The “exponential organization” strategy may be just the ticket for the challenge I posed — “What if we had to? What if we had to drop GHGs rapidly? What if we had to transform the entire economy on a dime — as the US did effectively in 1942? What if we had to reinvent everything?”
- a Massive Transformative Purpose (MTP)
- 5 External Attributes: Staff on Demand, Community & Crowd, AI & Algorithms, Leveraged Assets, Engagement (SCALE)
- 5 Internal Attributes: Interfaces, Dashboards, Experimentation, Autonomy, Social (IDEAS)
All good. In fact, very good. But, in my listening, something was missing from the very compelling presentation — a grounding in biology and ecology, and the richly intertwingled dynamics of living systems.
Yes, there was concern for the living world — expressed in commitments to ending hunger, building health, providing clean water — but through an all too familiar reductionist/mechanistic/extractive lens, not on its own terms. (Just one example: the fascination with high-intensity, closed environment agriculture, with little regard to the role of living soils in both the nutritional quality of the food produced and the moderation of the global climate.)
So I wonder:
What might it look like to infuse living systems perspective — and a sense of belonging to the living world — into the ExO methodology?
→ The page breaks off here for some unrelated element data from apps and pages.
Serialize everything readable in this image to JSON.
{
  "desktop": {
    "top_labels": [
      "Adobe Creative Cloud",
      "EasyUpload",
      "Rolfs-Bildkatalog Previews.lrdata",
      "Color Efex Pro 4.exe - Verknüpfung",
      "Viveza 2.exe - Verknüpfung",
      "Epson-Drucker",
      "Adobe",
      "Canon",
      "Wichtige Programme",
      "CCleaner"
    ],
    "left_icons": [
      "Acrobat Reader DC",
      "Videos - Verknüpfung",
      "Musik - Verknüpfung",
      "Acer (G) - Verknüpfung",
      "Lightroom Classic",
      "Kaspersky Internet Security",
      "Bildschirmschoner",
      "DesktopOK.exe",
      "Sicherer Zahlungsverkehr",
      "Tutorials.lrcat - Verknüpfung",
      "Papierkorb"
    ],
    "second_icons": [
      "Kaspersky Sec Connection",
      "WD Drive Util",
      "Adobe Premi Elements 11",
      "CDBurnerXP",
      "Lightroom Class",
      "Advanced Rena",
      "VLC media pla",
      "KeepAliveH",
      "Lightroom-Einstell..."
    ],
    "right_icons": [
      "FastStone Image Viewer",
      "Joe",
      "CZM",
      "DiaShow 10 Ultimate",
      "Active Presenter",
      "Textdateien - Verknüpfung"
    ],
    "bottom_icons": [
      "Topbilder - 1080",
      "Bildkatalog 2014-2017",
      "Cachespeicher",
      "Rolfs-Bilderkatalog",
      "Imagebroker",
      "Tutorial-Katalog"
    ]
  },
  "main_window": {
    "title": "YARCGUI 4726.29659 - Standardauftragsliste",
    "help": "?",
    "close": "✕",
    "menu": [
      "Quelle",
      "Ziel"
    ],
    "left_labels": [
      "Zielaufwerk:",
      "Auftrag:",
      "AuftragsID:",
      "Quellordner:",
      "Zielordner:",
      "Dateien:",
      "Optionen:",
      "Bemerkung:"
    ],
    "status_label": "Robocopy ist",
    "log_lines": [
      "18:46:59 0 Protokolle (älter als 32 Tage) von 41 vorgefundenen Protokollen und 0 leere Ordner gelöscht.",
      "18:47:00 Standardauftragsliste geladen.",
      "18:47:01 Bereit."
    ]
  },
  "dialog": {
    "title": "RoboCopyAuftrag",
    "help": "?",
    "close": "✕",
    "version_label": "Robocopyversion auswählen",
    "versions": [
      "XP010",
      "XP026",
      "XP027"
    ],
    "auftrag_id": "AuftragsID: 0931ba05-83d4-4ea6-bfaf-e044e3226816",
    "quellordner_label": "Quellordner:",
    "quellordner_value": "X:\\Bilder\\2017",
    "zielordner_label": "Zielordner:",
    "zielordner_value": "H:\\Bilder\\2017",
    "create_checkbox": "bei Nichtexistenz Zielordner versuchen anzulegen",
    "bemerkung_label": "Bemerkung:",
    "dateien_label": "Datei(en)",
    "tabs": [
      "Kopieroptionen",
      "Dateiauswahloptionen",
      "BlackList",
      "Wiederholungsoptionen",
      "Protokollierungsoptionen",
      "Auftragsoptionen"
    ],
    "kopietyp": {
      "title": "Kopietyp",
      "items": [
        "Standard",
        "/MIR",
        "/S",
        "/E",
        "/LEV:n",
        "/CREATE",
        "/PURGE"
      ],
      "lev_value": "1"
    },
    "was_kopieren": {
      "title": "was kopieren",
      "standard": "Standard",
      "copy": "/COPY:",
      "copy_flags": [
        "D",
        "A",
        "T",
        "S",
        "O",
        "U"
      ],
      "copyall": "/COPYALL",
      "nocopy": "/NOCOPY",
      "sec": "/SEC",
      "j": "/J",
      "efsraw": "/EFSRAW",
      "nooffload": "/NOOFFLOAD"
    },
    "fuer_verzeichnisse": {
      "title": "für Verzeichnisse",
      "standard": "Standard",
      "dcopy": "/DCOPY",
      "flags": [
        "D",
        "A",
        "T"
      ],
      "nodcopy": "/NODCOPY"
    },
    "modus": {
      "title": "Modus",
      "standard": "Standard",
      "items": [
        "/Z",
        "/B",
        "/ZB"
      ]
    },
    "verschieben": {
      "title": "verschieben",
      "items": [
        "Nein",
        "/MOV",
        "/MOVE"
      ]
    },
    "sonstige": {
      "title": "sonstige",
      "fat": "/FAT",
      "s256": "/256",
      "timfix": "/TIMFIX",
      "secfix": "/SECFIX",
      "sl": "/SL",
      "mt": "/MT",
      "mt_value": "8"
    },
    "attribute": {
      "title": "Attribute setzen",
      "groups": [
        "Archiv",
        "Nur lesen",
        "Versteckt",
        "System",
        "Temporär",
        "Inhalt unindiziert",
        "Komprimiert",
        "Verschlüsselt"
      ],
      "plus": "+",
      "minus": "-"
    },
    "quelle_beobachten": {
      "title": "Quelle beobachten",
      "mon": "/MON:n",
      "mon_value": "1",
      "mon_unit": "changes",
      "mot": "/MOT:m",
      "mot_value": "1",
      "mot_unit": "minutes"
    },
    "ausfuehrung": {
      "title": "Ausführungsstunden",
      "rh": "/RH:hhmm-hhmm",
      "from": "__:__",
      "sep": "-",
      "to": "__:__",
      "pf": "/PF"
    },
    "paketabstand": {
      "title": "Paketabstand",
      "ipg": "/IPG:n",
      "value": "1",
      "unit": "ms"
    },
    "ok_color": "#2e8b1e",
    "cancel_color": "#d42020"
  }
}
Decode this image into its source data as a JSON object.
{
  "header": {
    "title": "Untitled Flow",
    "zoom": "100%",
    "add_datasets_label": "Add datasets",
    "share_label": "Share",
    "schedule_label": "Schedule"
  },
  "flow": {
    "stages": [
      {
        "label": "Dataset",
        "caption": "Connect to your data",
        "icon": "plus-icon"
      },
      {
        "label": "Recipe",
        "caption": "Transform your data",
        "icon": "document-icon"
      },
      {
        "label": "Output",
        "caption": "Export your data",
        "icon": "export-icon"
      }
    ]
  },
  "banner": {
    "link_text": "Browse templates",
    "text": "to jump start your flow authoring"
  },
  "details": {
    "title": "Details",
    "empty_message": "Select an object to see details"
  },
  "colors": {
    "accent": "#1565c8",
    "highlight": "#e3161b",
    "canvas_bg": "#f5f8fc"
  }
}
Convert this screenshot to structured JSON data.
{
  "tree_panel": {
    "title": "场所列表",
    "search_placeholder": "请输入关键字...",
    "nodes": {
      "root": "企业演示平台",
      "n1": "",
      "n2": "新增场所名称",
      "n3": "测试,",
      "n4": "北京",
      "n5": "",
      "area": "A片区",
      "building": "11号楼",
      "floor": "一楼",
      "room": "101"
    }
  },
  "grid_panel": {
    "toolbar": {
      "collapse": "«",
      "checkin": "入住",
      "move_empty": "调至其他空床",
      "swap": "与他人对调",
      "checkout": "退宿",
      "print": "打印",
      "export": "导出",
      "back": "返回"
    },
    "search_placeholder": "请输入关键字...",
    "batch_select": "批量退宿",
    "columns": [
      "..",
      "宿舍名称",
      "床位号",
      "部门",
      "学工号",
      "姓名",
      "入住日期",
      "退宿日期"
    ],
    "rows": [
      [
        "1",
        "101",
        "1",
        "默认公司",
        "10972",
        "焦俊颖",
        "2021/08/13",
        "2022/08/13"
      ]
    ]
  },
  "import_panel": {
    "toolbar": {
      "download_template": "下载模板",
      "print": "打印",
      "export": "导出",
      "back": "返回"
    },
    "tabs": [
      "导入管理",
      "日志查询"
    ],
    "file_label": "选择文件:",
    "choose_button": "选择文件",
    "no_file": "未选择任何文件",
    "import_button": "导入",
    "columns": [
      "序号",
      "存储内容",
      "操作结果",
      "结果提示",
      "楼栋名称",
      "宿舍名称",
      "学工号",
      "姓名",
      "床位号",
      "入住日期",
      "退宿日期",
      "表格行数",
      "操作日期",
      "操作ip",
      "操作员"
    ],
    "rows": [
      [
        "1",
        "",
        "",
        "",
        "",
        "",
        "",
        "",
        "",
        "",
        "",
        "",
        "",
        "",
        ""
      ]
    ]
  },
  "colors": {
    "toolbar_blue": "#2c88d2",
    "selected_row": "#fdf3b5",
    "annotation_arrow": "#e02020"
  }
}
I might just try to find out. Please let me know if you try too.